[Opening RECORD EXTRACTS section]

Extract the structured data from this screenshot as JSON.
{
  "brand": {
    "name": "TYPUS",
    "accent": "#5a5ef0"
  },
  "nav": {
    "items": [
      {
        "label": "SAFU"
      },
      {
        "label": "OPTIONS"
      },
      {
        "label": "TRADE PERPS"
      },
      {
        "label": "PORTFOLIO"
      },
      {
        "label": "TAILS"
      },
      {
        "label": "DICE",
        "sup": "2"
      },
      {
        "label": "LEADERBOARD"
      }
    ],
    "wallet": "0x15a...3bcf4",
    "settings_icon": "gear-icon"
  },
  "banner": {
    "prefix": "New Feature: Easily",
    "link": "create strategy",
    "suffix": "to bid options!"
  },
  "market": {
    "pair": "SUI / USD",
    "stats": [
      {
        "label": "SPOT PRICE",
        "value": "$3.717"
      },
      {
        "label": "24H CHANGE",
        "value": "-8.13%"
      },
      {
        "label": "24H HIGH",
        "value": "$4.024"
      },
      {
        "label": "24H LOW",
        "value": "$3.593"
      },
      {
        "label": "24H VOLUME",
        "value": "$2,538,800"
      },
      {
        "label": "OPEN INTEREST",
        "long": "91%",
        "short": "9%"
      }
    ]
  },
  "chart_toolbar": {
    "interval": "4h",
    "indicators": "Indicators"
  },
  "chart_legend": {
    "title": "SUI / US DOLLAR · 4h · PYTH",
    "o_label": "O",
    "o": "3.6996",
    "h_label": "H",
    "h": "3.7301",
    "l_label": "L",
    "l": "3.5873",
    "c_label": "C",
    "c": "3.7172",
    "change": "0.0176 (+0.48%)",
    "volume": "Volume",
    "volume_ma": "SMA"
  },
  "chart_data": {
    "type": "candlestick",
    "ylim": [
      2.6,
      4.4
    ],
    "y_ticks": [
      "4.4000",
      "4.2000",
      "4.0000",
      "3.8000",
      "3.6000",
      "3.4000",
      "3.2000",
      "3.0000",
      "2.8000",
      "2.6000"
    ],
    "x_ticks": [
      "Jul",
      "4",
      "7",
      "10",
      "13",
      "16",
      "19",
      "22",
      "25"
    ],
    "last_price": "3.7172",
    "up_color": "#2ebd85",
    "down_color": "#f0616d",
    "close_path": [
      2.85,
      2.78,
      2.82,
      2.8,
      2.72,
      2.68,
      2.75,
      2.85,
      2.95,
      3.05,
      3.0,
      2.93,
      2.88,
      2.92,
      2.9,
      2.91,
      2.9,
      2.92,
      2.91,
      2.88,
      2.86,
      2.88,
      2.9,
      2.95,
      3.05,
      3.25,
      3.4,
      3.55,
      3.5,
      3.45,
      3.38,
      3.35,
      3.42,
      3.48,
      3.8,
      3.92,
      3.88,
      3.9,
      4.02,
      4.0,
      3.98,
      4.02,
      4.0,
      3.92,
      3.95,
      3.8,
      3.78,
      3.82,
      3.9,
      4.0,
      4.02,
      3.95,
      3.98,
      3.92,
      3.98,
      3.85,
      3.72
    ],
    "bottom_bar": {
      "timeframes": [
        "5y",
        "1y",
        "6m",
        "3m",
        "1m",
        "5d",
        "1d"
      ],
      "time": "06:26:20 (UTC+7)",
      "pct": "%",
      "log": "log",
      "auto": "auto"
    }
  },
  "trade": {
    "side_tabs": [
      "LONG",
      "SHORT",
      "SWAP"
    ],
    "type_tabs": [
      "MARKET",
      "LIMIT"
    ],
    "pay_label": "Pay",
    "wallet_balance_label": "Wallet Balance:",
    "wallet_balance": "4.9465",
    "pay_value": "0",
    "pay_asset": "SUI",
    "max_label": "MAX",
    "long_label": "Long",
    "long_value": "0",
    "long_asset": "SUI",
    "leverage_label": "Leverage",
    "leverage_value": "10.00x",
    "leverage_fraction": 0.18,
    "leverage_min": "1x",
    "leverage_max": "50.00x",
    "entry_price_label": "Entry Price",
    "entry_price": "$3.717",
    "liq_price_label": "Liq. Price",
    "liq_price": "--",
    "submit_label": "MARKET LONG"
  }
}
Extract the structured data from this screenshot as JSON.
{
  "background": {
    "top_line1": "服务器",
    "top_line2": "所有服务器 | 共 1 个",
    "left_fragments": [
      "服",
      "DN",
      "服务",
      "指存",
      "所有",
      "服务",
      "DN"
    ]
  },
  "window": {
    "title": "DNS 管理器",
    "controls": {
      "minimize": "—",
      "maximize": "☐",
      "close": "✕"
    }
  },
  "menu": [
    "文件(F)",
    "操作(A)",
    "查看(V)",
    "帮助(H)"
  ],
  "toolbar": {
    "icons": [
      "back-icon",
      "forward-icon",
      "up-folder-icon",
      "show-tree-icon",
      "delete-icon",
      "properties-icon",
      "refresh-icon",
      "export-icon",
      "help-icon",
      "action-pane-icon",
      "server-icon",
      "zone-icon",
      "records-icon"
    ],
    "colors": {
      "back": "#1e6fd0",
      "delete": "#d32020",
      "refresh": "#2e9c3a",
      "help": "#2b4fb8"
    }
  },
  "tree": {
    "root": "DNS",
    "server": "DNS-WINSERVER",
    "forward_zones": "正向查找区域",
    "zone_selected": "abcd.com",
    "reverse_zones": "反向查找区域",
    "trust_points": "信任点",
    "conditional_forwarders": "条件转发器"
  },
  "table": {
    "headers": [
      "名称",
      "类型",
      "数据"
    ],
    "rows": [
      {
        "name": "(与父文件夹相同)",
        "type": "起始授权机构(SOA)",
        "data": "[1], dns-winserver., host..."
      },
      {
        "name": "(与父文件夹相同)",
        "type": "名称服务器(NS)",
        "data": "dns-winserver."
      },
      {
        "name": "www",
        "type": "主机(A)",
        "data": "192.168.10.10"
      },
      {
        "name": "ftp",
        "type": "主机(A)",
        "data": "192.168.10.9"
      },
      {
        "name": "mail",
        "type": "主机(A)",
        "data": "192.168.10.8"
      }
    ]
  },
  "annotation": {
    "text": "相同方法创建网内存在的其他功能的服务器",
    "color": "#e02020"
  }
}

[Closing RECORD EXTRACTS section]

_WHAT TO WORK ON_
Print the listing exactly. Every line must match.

_ANSWER FOR THIS EXERCISE_
Extract the structured data from this screenshot as JSON.
{
  "brand": {
    "name": "TYPUS",
    "accent": "#5a5ef0"
  },
  "nav": {
    "items": [
      {
        "label": "SAFU"
      },
      {
        "label": "OPTIONS"
      },
      {
        "label": "TRADE PERPS"
      },
      {
        "label": "PORTFOLIO"
      },
      {
        "label": "TAILS"
      },
      {
        "label": "DICE",
        "sup": "2"
      },
      {
        "label": "LEADERBOARD"
      }
    ],
    "wallet": "0x15a...3bcf4",
    "settings_icon": "gear-icon"
  },
  "banner": {
    "prefix": "New Feature: Easily",
    "link": "create strategy",
    "suffix": "to bid options!"
  },
  "market": {
    "pair": "SUI / USD",
    "stats": [
      {
        "label": "SPOT PRICE",
        "value": "$3.717"
      },
      {
        "label": "24H CHANGE",
        "value": "-8.13%"
      },
      {
        "label": "24H HIGH",
        "value": "$4.024"
      },
      {
        "label": "24H LOW",
        "value": "$3.593"
      },
      {
        "label": "24H VOLUME",
        "value": "$2,538,800"
      },
      {
        "label": "OPEN INTEREST",
        "long": "91%",
        "short": "9%"
      }
    ]
  },
  "chart_toolbar": {
    "interval": "4h",
    "indicators": "Indicators"
  },
  "chart_legend": {
    "title": "SUI / US DOLLAR · 4h · PYTH",
    "o_label": "O",
    "o": "3.6996",
    "h_label": "H",
    "h": "3.7301",
    "l_label": "L",
    "l": "3.5873",
    "c_label": "C",
    "c": "3.7172",
    "change": "0.0176 (+0.48%)",
    "volume": "Volume",
    "volume_ma": "SMA"
  },
  "chart_data": {
    "type": "candlestick",
    "ylim": [
      2.6,
      4.4
    ],
    "y_ticks": [
      "4.4000",
      "4.2000",
      "4.0000",
      "3.8000",
      "3.6000",
      "3.4000",
      "3.2000",
      "3.0000",
      "2.8000",
      "2.6000"
    ],
    "x_ticks": [
      "Jul",
      "4",
      "7",
      "10",
      "13",
      "16",
      "19",
      "22",
      "25"
    ],
    "last_price": "3.7172",
    "up_color": "#2ebd85",
    "down_color": "#f0616d",
    "close_path": [
      2.85,
      2.78,
      2.82,
      2.8,
      2.72,
      2.68,
      2.75,
      2.85,
      2.95,
      3.05,
      3.0,
      2.93,
      2.88,
      2.92,
      2.9,
      2.91,
      2.9,
      2.92,
      2.91,
      2.88,
      2.86,
      2.88,
      2.9,
      2.95,
      3.05,
      3.25,
      3.4,
      3.55,
      3.5,
      3.45,
      3.38,
      3.35,
      3.42,
      3.48,
      3.8,
      3.92,
      3.88,
      3.9,
      4.02,
      4.0,
      3.98,
      4.02,
      4.0,
      3.92,
      3.95,
      3.8,
      3.78,
      3.82,
      3.9,
      4.0,
      4.02,
      3.95,
      3.98,
      3.92,
      3.98,
      3.85,
      3.72
    ],
    "bottom_bar": {
      "timeframes": [
        "5y",
        "1y",
        "6m",
        "3m",
        "1m",
        "5d",
        "1d"
      ],
      "time": "06:26:20 (UTC+7)",
      "pct": "%",
      "log": "log",
      "auto": "auto"
    }
  },
  "trade": {
    "side_tabs": [
      "LONG",
      "SHORT",
      "SWAP"
    ],
    "type_tabs": [
      "MARKET",
      "LIMIT"
    ],
    "pay_label": "Pay",
    "wallet_balance_label": "Wallet Balance:",
    "wallet_balance": "4.9465",
    "pay_value": "0",
    "pay_asset": "SUI",
    "max_label": "MAX",
    "long_label": "Long",
    "long_value": "0",
    "long_asset": "SUI",
    "leverage_label": "Leverage",
    "leverage_value": "10.00x",
    "leverage_fraction": 0.18,
    "leverage_min": "1x",
    "leverage_max": "50.00x",
    "entry_price_label": "Entry Price",
    "entry_price": "$3.717",
    "liq_price_label": "Liq. Price",
    "liq_price": "--",
    "submit_label": "MARKET LONG"
  }
}
Extract the structured data from this screenshot as JSON.
{
  "background": {
    "top_line1": "服务器",
    "top_line2": "所有服务器 | 共 1 个",
    "left_fragments": [
      "服",
      "DN",
      "服务",
      "指存",
      "所有",
      "服务",
      "DN"
    ]
  },
  "window": {
    "title": "DNS 管理器",
    "controls": {
      "minimize": "—",
      "maximize": "☐",
      "close": "✕"
    }
  },
  "menu": [
    "文件(F)",
    "操作(A)",
    "查看(V)",
    "帮助(H)"
  ],
  "toolbar": {
    "icons": [
      "back-icon",
      "forward-icon",
      "up-folder-icon",
      "show-tree-icon",
      "delete-icon",
      "properties-icon",
      "refresh-icon",
      "export-icon",
      "help-icon",
      "action-pane-icon",
      "server-icon",
      "zone-icon",
      "records-icon"
    ],
    "colors": {
      "back": "#1e6fd0",
      "delete": "#d32020",
      "refresh": "#2e9c3a",
      "help": "#2b4fb8"
    }
  },
  "tree": {
    "root": "DNS",
    "server": "DNS-WINSERVER",
    "forward_zones": "正向查找区域",
    "zone_selected": "abcd.com",
    "reverse_zones": "反向查找区域",
    "trust_points": "信任点",
    "conditional_forwarders": "条件转发器"
  },
  "table": {
    "headers": [
      "名称",
      "类型",
      "数据"
    ],
    "rows": [
      {
        "name": "(与父文件夹相同)",
        "type": "起始授权机构(SOA)",
        "data": "[1], dns-winserver., host..."
      },
      {
        "name": "(与父文件夹相同)",
        "type": "名称服务器(NS)",
        "data": "dns-winserver."
      },
      {
        "name": "www",
        "type": "主机(A)",
        "data": "192.168.10.10"
      },
      {
        "name": "ftp",
        "type": "主机(A)",
        "data": "192.168.10.9"
      },
      {
        "name": "mail",
        "type": "主机(A)",
        "data": "192.168.10.8"
      }
    ]
  },
  "annotation": {
    "text": "相同方法创建网内存在的其他功能的服务器",
    "color": "#e02020"
  }
}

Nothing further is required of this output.